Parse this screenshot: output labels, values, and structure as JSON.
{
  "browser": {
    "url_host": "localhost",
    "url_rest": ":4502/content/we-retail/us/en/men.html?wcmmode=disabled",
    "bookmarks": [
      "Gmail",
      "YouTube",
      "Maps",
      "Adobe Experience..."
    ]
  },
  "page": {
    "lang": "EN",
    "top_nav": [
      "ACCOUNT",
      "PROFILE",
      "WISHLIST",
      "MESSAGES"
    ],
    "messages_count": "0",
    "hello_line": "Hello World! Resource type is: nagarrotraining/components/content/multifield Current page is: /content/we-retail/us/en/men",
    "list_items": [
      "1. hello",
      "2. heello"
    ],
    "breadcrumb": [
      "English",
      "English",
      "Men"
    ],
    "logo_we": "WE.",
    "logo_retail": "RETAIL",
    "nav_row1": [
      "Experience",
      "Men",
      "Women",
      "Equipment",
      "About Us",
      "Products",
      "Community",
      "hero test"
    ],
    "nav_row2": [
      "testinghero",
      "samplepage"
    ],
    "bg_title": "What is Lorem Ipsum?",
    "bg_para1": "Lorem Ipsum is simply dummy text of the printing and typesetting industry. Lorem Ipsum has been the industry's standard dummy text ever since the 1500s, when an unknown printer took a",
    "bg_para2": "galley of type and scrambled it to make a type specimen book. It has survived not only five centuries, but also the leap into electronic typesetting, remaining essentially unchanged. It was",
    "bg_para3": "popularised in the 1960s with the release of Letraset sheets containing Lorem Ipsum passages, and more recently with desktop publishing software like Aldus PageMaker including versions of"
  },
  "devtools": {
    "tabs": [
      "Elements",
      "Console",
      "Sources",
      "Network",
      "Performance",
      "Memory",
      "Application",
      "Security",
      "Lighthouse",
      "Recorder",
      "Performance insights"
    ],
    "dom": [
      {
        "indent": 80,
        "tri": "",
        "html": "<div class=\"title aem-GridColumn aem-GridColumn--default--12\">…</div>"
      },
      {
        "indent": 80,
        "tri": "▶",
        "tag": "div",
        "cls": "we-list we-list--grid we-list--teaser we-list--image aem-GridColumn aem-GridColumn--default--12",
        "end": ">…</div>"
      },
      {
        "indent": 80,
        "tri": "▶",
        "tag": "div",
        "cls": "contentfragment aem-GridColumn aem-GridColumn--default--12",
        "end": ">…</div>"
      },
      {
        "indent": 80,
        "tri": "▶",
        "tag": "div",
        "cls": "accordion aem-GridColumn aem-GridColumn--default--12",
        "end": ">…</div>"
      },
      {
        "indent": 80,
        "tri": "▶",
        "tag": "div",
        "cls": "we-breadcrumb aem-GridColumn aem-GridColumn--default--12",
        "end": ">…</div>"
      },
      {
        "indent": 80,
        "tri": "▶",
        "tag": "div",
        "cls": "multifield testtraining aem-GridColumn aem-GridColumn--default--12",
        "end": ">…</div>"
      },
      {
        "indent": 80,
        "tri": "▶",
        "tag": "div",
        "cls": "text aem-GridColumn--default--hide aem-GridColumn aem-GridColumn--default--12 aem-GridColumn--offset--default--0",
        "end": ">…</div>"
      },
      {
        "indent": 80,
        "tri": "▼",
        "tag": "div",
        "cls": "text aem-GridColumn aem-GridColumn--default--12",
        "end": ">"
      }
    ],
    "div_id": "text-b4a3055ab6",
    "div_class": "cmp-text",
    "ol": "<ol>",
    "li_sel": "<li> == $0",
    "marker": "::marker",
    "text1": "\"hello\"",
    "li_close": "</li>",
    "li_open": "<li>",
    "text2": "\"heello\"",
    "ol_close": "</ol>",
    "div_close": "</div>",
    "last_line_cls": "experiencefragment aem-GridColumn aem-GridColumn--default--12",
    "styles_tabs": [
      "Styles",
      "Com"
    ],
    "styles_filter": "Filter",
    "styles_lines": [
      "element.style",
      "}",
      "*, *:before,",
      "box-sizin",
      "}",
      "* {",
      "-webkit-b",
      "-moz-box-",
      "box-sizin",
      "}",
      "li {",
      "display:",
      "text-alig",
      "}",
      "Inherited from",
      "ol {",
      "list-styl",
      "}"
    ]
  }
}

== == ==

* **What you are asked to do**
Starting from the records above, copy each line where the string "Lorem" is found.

* **Response**
    "bg_title": "What is Lorem Ipsum?",
    "bg_para1": "Lorem Ipsum is simply dummy text of the printing and typesetting industry. Lorem Ipsum has been the industry's standard dummy text ever since the 1500s, when an unknown printer took a",
    "bg_para3": "popularised in the 1960s with the release of Letraset sheets containing Lorem Ipsum passages, and more recently with desktop publishing software like Aldus PageMaker including versions of"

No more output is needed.